**The input:**
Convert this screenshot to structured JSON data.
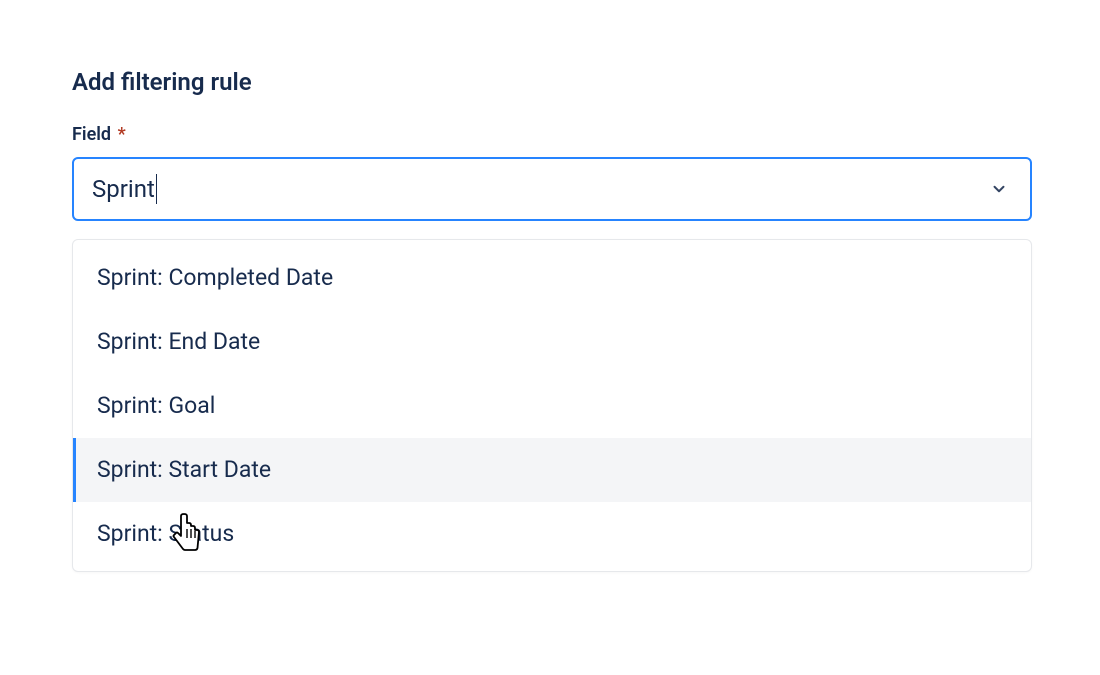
{
  "heading": "Add filtering rule",
  "field": {
    "label": "Field",
    "required_mark": "*",
    "value": "Sprint"
  },
  "options": [
    {
      "label": "Sprint: Completed Date",
      "highlighted": false
    },
    {
      "label": "Sprint: End Date",
      "highlighted": false
    },
    {
      "label": "Sprint: Goal",
      "highlighted": false
    },
    {
      "label": "Sprint: Start Date",
      "highlighted": true
    },
    {
      "label": "Sprint: Status",
      "highlighted": false
    }
  ],
  "icons": {
    "chevron_down": "chevron-down-icon",
    "cursor": "pointer-cursor-icon"
  }
}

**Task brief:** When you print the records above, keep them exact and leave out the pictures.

**Problem solution:**
Convert this screenshot to structured JSON data.
{
  "heading": "Add filtering rule",
  "field": {
    "label": "Field",
    "required_mark": "*",
    "value": "Sprint"
  },
  "options": [
    {
      "label": "Sprint: Completed Date",
      "highlighted": false
    },
    {
      "label": "Sprint: End Date",
      "highlighted": false
    },
    {
      "label": "Sprint: Goal",
      "highlighted": false
    },
    {
      "label": "Sprint: Start Date",
      "highlighted": true
    },
    {
      "label": "Sprint: Status",
      "highlighted": false
    }
  ],
  "icons": {
    "chevron_down": "chevron-down-icon",
    "cursor": "pointer-cursor-icon"
  }
}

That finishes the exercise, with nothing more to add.